    I see him as nothing but yet another privilege-denying SAWCASM who wants to redefine government to only do the things that help him while shutting down everything that benefits anyone else.

    Have you thought about this? Do you think that these are not faults? Do you think these faults are unimportant compared to his other strengths?

    • http://www.deeshaa.org Atanu Dey

      Pramod,

      My support of Ron Paul is because of his stance which he has elaborated on in his farewell speech. I do not claim that he is perfect — as no one in reality is. If we were to wait for the perfect human being to become the president of the US (or any other political office), we will have to wait a long time. The best we can do is to choose from a collection of imperfect human beings. Rarely if ever do we find someone with whom we agree completely and without reservations.

      My endorsement of Ron Paul should not be understood to be total or unconditional.

      Thanks for taking the time to express your concerns.

      Atanu

      • http://profiles.google.com/substancemcgravitas Substance McGravitas

        When he talks about the illegitimate use of force by government he ONLY means the federal government; he’s perfectly fine with state governments doing whatever they like. He’s a Republican in the south: what that means in context is not having the federal government intervene when state governments find a way to allow discrimination.

  • anup

    The sad thing about the US is that the majority of the citizens of supposedly the most “freest” country in the world infact vote to power the people who are against the very idea of freedom. The implication is that if the majority of the citizens of a highly developed country such as the US have difficulty choosing “freedom” (in the form of a libertarian like Ron Paul)then what hope does a country like India have whose citizens haven’t even sampled what it means to be truly free.

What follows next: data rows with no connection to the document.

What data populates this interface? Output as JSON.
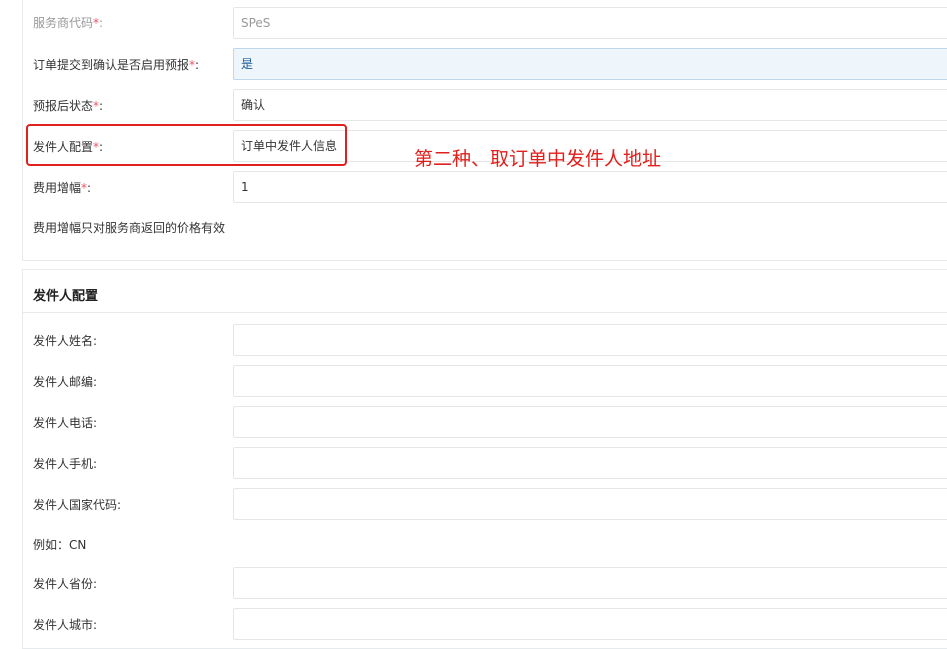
{
  "general": {
    "rows": [
      {
        "label": "服务商代码",
        "required": "*",
        "colon": ":",
        "value": "SPeS"
      },
      {
        "label": "订单提交到确认是否启用预报",
        "required": "*",
        "colon": ":",
        "value": "是"
      },
      {
        "label": "预报后状态",
        "required": "*",
        "colon": ":",
        "value": "确认"
      },
      {
        "label": "发件人配置",
        "required": "*",
        "colon": ":",
        "value": "订单中发件人信息"
      },
      {
        "label": "费用增幅",
        "required": "*",
        "colon": ":",
        "value": "1"
      }
    ],
    "hint": "费用增幅只对服务商返回的价格有效"
  },
  "annotation": {
    "text": "第二种、取订单中发件人地址",
    "color": "#e0201c"
  },
  "sender": {
    "title": "发件人配置",
    "fields": [
      {
        "label": "发件人姓名:",
        "value": ""
      },
      {
        "label": "发件人邮编:",
        "value": ""
      },
      {
        "label": "发件人电话:",
        "value": ""
      },
      {
        "label": "发件人手机:",
        "value": ""
      },
      {
        "label": "发件人国家代码:",
        "value": ""
      },
      {
        "label": "发件人省份:",
        "value": ""
      },
      {
        "label": "发件人城市:",
        "value": ""
      }
    ],
    "example": "例如：CN"
  },
  "colors": {
    "required": "#ed5565",
    "focused_bg": "#eef5fb",
    "border": "#e5e6e7"
  }
}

  • Bhanu Kiran

    @Pramod:

    Ron Paul is not necessarily a racist. He opposes the parts of “civil rights” act that restrict the criteria used by private citizens/employers in choosing their employees/business partners. I oppose them too. What gives government the moral authority to dictate how i make my hiring/firing decisions? It is wrong. Besides, it is unnecessary: if I chose to hire people on the basis of skin color rather than skill, my business would die a natural death, thanks to competition from more rational businessmen.

    Regarding slavery, he never said it is moral. He just thinks that Lincoln should have paid money to confederate states in exchange for slaves’ freedom, instead of going to war over it. It’s just the principle of non-aggression. Possibly racism too, but not necessarily.

    You say he is homophobic. While he does think gay marriage is wrong, he admits that it is because of his personal religious beliefs and that he doesn’t want to enforce it on the society. Unlike real homophobes, who want to have a federal law against gay marriage, he thinks government should not have anything to with marriage.

    “He wants to repeal laws against sexual harassment”.
    Can’t seem to find any such thing on the internet. Perhaps you confused “Ron Paul” with some misogynist Republican (there are quite a few).

    “… apparently supports closed borders”.
    Quite the opposite: he says governments should not block trade, anybody should be free to trade with anybody from any country. He supports free trade with all nations, including Canada and Mexico.

    “His support for states’ rights and the claim that civil rights etc. need to be legisated at the state-level while simultaneously voting for federal legislation like DOMA and the sanctity of life act are perhaps the clearest examples of his opportunism and lack of consistency.”
    Clearly you’ve never read the contents of DOMA. It does NOT say that gay marriage is illegal. It basically says no state would be forced to recognize a same sex marriage license issued in another state. In other words, STATES’ RIGHTS.

    Sanctity of life act is just an extension of the constitutional right to life to unborn children. No big deal.

    Finally I will say this: while my ideal politician would have been more pro-abortion and more pro-gay than Ron Paul, those things are trifles in comparison to the issues that this article talks about.